What to produce: Read the lines below. Copy out any that hold the string "background".

::: Supplied records

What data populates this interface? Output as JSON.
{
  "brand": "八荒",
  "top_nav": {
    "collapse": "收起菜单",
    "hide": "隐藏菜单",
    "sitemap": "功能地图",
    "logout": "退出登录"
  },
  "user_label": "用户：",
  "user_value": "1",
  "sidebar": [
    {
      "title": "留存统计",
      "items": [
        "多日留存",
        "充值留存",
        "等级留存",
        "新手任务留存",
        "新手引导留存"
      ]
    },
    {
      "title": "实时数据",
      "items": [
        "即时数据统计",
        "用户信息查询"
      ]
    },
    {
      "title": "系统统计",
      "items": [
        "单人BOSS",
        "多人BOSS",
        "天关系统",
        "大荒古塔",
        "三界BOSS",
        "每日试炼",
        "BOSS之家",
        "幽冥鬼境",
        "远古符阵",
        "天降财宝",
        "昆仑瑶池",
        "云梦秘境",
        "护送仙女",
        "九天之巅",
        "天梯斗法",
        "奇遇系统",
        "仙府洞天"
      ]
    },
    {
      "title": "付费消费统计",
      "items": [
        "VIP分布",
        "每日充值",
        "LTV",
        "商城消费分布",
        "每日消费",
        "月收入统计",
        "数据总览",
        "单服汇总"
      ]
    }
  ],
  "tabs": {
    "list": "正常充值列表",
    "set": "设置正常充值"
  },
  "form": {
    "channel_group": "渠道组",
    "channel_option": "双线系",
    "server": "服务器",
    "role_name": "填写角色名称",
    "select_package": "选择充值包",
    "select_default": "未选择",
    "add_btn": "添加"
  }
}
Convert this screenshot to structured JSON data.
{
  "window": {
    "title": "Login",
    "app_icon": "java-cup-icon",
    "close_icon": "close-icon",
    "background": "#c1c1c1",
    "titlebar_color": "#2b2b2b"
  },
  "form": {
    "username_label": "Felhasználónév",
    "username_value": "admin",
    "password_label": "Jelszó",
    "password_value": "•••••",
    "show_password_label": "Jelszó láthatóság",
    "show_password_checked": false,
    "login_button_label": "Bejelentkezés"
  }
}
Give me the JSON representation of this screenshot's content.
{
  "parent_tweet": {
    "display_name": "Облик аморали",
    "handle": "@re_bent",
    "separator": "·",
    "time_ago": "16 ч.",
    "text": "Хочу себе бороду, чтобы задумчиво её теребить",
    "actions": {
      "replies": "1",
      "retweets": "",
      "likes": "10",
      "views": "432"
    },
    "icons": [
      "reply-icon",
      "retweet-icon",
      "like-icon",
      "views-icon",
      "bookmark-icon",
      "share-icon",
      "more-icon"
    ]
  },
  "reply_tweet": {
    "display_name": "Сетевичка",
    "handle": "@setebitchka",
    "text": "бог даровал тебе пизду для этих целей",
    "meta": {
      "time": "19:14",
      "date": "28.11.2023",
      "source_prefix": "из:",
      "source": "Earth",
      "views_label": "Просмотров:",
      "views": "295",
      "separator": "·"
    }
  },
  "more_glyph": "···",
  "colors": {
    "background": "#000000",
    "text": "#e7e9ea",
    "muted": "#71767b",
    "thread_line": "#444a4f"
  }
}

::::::

Result of the exercise:
    "background": "#c1c1c1",
    "background": "#000000",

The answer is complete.